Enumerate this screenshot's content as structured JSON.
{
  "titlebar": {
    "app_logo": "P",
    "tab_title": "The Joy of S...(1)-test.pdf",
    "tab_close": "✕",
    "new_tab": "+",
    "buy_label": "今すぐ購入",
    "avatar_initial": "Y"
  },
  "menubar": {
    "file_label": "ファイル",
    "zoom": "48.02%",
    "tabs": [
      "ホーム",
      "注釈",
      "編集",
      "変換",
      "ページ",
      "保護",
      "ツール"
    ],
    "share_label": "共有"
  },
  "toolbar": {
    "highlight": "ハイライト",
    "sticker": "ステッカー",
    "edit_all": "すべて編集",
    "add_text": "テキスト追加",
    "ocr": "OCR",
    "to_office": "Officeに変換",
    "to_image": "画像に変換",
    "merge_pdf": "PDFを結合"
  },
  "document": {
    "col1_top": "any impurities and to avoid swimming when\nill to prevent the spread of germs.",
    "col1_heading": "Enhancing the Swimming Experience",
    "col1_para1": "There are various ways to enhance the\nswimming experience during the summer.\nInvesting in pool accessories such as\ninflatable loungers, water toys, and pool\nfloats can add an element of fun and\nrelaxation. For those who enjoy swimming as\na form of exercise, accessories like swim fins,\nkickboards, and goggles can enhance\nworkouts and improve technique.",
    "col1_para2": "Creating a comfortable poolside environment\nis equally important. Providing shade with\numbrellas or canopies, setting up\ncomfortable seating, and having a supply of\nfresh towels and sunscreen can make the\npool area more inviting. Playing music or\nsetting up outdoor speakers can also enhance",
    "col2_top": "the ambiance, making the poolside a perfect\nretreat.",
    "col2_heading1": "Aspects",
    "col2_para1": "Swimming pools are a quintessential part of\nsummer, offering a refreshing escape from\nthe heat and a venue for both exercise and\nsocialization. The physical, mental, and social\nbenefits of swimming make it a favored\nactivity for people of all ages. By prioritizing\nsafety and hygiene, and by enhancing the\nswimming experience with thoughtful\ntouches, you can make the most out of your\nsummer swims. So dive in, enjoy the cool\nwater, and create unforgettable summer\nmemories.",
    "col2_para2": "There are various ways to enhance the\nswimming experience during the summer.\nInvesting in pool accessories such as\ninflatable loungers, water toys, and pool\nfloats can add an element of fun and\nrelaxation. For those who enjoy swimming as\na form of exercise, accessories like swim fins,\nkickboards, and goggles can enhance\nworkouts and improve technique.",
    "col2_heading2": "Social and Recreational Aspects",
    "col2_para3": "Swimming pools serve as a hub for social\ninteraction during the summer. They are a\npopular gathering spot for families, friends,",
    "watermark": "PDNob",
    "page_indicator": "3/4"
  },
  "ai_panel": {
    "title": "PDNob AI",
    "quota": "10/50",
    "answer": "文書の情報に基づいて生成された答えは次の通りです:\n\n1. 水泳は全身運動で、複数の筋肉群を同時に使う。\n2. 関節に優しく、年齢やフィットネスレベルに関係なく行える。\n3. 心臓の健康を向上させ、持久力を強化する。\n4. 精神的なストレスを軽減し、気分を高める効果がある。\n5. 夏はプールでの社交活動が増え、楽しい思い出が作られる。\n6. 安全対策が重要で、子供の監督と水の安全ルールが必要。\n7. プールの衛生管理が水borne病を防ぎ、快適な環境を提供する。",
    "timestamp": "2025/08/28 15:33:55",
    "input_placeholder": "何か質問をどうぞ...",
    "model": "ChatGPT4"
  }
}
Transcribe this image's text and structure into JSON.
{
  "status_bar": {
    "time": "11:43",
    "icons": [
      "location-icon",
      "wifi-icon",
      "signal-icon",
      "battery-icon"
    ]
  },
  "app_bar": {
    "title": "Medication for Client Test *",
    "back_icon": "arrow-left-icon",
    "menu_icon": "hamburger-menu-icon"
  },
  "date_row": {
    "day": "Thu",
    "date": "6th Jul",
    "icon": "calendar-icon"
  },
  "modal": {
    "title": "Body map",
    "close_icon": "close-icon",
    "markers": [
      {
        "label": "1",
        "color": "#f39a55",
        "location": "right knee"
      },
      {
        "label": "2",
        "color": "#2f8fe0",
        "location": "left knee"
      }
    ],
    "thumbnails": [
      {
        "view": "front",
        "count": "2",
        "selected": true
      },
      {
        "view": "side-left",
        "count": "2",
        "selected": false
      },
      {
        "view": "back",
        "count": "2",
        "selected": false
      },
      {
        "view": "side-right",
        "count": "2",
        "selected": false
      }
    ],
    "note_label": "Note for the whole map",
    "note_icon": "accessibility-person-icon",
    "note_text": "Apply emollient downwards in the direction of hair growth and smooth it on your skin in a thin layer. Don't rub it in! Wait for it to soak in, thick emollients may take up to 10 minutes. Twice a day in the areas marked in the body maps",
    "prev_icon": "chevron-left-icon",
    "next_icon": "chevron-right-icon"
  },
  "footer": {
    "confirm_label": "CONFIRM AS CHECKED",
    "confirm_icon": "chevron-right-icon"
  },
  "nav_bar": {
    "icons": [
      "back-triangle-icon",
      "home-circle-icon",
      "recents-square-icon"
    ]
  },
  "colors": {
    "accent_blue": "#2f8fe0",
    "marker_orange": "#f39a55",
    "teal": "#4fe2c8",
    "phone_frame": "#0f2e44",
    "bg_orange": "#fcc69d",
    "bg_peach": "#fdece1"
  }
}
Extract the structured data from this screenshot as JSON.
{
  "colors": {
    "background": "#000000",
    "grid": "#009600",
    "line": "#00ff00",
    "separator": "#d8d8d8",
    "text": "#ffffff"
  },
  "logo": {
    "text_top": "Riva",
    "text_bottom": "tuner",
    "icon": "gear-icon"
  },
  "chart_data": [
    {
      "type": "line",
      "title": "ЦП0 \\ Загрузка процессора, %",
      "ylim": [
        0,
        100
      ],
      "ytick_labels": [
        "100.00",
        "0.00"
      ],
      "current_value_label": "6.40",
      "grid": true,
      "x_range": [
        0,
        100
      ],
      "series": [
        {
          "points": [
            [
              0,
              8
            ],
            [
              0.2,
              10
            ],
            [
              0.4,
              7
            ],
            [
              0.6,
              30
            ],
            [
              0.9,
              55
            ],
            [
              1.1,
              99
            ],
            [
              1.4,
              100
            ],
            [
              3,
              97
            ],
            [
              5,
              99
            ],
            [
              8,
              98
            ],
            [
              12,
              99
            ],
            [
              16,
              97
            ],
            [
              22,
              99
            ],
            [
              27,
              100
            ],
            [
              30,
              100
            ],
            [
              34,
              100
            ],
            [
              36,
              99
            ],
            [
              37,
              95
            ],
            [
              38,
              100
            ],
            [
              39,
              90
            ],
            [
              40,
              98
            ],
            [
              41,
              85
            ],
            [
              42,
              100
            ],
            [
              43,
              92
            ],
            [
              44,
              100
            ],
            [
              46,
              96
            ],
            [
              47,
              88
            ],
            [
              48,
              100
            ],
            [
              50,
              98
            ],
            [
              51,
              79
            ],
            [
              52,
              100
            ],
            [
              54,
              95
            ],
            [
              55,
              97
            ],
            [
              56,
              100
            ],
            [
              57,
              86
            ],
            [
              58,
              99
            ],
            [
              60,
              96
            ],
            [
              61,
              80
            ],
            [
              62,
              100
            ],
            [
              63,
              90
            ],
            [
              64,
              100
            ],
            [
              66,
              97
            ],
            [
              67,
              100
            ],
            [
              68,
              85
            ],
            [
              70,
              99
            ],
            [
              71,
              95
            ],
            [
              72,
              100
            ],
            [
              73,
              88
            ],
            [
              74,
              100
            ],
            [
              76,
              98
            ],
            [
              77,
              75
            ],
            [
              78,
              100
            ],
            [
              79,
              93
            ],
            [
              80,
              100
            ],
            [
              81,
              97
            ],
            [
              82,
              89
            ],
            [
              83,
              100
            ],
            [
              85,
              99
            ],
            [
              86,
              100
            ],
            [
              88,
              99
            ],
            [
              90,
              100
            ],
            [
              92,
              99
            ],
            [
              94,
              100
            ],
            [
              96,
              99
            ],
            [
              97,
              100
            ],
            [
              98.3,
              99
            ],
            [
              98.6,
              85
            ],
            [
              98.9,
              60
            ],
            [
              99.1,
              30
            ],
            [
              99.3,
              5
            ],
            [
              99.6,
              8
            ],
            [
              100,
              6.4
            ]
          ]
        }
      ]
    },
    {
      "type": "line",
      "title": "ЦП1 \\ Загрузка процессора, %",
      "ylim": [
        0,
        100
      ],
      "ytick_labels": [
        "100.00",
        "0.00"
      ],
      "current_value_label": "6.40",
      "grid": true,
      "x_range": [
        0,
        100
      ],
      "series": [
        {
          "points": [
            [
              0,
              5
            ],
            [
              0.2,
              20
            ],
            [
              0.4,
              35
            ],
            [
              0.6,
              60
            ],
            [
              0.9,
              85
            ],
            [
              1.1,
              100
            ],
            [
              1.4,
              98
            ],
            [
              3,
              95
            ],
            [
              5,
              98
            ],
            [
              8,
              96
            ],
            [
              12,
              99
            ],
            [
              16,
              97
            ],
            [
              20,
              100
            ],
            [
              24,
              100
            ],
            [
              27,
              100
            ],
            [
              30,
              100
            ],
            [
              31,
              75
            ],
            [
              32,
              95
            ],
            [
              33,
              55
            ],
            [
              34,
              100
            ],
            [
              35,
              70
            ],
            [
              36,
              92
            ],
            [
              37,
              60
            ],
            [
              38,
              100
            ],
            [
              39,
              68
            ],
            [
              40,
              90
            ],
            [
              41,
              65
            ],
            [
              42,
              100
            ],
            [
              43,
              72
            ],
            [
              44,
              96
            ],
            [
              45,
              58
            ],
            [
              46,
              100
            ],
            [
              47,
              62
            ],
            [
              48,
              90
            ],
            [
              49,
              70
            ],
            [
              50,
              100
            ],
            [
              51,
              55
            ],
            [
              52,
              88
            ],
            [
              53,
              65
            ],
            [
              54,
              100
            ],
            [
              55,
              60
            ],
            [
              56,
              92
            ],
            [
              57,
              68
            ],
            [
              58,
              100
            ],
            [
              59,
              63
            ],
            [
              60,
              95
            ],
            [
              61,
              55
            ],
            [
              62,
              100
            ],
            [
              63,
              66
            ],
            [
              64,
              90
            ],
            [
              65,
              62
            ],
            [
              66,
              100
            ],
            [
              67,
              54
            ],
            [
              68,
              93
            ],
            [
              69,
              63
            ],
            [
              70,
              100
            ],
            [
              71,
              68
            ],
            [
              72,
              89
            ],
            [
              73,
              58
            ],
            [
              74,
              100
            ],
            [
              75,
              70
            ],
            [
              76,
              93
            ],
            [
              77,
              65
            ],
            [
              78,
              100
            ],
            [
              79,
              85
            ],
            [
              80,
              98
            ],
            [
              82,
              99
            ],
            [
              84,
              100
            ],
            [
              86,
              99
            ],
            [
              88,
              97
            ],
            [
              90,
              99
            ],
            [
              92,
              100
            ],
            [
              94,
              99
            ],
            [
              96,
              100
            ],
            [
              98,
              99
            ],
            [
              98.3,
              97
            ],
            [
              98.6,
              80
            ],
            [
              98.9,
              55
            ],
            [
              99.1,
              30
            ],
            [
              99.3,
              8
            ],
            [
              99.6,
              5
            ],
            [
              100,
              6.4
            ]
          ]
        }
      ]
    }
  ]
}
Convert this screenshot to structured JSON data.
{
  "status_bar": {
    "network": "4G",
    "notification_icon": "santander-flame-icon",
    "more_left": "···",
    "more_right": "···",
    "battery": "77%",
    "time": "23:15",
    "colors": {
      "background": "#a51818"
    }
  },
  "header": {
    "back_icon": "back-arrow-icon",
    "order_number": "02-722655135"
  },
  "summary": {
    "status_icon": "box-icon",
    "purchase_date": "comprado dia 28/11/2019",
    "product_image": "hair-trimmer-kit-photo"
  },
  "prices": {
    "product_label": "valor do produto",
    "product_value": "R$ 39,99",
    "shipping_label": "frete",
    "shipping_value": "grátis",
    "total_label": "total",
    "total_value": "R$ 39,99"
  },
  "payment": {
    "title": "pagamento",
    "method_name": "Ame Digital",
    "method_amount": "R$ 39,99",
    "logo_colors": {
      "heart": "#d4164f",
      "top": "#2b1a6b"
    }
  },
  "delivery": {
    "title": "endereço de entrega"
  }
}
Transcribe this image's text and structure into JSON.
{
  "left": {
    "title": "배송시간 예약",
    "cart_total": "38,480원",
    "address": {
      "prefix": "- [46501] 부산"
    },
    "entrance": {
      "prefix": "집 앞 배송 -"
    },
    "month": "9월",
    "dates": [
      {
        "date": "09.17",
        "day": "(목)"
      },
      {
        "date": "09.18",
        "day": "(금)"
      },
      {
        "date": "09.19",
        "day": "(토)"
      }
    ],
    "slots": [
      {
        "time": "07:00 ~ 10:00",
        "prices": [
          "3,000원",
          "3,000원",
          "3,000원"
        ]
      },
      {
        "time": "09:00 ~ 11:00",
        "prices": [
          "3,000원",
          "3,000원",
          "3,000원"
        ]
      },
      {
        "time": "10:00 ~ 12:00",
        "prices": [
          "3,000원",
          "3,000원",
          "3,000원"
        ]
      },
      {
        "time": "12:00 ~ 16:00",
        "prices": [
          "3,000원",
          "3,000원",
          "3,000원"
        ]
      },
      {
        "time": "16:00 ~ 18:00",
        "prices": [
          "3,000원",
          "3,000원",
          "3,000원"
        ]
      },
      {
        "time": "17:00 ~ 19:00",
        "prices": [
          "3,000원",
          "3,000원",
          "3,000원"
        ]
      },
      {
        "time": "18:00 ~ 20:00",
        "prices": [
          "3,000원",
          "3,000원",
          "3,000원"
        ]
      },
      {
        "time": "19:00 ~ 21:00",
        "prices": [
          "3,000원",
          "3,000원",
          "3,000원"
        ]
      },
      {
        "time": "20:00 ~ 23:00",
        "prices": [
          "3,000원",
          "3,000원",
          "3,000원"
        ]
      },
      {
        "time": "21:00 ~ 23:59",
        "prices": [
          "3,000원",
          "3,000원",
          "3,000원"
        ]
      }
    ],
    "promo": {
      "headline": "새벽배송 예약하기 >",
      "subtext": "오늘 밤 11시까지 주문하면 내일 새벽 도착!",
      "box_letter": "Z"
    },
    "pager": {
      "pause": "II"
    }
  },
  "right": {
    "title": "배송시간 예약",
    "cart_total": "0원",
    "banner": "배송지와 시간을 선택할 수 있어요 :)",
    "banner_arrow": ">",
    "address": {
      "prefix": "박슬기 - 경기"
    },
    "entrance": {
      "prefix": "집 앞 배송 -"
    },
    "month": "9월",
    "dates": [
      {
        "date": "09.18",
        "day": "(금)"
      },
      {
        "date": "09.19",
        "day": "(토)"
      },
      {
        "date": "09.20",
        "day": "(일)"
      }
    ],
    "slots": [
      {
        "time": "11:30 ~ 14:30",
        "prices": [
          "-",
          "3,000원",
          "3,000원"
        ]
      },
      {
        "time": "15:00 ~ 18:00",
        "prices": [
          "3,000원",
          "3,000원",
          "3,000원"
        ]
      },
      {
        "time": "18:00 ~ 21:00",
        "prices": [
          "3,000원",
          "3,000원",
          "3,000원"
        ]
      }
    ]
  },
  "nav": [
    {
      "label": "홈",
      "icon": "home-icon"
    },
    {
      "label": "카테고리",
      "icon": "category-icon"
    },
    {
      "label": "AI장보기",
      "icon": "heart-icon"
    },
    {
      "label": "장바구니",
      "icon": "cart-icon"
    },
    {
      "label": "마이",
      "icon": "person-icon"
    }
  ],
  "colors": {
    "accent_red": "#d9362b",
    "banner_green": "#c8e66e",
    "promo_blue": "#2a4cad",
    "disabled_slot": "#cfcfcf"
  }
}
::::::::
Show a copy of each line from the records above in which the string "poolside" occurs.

    "col1_para2": "Creating a comfortable poolside environment\nis equally important. Providing shade with\numbrellas or canopies, setting up\ncomfortable seating, and having a supply of\nfresh towels and sunscreen can make the\npool area more inviting. Playing music or\nsetting up outdoor speakers can also enhance",
    "col2_top": "the ambiance, making the poolside a perfect\nretreat.",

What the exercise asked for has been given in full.